The former billing coordinator at Digges, Wharton & Levin has told a federal jury that she changed lawyers' time and billing records to reflect changes made on "pre-bills" by managing partner Edward S. Digges Jr. without his partners' knowledge.
Loretta Poole said that Digges manipulated the pre-bills after his partners reviewed them, and that he continued to do so for years without their knowledge.
Poole, who left her $45,000-a-year job at the firm in late 1989, said Digges routinely increased lawyers' time to inflate charges on bills that were sent to Dresser Industries Inc., his major client, and inflated bills sent to his partners' clients as well.
Poole said the other senior partners, James T. Wharton and David A. Levin, didn't know what Digges was doing.
"He told me they were not to know," she said.
Poole testified yesterday as a witness for Dresser, the defendant in a civil trial in U.S. District Court in Baltimore, where St. Paul Fire and Marine Insurance Co., the plaintiff, is trying to avoid having to pay $3.6 million in negligence judgments levied against Wharton, Levin and their law firm as the result of Digges' massive billing fraud.

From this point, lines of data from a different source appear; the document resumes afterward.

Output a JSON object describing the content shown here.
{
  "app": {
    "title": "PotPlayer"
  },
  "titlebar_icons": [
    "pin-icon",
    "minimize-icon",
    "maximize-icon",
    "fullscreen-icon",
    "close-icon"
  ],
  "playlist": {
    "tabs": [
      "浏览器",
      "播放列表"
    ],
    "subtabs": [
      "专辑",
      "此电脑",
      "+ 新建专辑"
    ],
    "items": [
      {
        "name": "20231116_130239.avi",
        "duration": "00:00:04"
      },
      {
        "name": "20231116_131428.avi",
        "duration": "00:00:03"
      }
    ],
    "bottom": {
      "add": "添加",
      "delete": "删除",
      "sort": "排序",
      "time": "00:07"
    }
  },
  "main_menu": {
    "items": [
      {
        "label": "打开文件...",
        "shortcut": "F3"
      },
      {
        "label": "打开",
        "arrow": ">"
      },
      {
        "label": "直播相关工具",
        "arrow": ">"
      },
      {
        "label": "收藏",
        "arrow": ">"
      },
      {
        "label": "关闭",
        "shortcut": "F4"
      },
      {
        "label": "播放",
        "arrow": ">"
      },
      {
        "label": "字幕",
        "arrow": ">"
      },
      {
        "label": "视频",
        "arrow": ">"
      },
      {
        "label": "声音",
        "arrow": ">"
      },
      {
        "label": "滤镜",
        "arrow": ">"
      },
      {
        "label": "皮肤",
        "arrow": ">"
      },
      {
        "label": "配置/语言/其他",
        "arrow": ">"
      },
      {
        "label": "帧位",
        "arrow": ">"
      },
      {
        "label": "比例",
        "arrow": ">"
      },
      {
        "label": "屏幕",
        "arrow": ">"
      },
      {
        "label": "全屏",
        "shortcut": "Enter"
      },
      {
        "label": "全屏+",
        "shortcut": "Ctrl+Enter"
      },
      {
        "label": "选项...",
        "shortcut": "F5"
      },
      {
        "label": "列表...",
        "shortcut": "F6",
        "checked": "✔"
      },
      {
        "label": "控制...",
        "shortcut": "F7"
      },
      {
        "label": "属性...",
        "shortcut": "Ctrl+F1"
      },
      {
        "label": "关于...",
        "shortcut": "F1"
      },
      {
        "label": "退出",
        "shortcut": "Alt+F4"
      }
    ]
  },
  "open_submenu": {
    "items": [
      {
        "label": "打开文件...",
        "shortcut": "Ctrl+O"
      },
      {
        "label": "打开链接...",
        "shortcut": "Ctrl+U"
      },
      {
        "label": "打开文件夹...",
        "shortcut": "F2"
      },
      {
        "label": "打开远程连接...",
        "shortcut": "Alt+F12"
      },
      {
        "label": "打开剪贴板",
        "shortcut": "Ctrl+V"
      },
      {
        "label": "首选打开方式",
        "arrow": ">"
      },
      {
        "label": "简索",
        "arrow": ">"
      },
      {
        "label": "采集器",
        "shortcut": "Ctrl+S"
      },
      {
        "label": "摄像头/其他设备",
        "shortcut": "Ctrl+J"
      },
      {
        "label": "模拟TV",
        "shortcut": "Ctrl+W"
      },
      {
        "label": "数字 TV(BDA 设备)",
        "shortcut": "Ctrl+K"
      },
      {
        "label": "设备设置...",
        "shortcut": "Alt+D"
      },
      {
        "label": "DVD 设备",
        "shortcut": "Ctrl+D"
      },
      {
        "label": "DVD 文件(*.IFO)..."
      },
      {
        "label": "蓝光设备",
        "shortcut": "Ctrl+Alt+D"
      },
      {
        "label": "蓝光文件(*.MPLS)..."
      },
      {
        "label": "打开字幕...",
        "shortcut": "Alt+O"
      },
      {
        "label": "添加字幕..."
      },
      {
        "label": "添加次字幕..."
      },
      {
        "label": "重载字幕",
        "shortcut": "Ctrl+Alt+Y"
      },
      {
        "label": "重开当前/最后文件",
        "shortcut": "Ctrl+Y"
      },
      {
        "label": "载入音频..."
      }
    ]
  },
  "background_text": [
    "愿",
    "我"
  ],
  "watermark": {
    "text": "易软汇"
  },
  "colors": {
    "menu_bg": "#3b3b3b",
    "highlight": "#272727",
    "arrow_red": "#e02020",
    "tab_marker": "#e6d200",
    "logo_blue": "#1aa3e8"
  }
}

Dresser, which won the judgments in an earlier case, has been trying to collect from St. Paul under the law firm's professional liability policy. St. Paul claims the policy is void because Wharton and Levin knew of Digges' fraud when they applied for the coverage.
Poole told the trial jury that Digges gave pre-bills to Wharton and Levin monthly on cases concerning their clients. She said Wharton and Levin reviewed the pre-bills and gave them to her to print final bills that were mailed to their clients.
However, without their knowledge, Poole said, Digges instructed her to give him the pre-bills after his partners had reviewed them. He increased the hours charged for legal work and the final billing amounts without their knowledge, then gave the papers to Poole to produce final bills.
Poole said Wharton and Levin routinely signed cover letters attached to the final bills, but did not detect the changes Digges had made.
Poole said she asked Digges about the markups he made on bills to Dresser Industries and he explained that he had an "arrangement" with Dresser to charge the client a certain amount monthly.
"Dresser paid the bills like clockwork," she said, so she never questioned Digges' billing practice after that.
Richard McMillan, St. Paul's lead counsel, attacked Poole's credibility on cross-examination by suggesting that Digges couldn't have conducted his fraud without her help.
McMillan got the witness to say she had known Dresser was being overcharged, then got her to admit she had known clients of Wharton's and Levin's were being overcharged as well.
Poole flatly denied that Wharton or Levin ever falsified bills.
But she admitted that she lied, in earlier sworn deposition testimony, when she said none of the law firm's partners ever inflated lawyers' billable hours on pre-bills.
"How do we know that you're telling the truth today, when you didn't under oath in the deposition?" McMillan asked.
"You don't," Poole replied.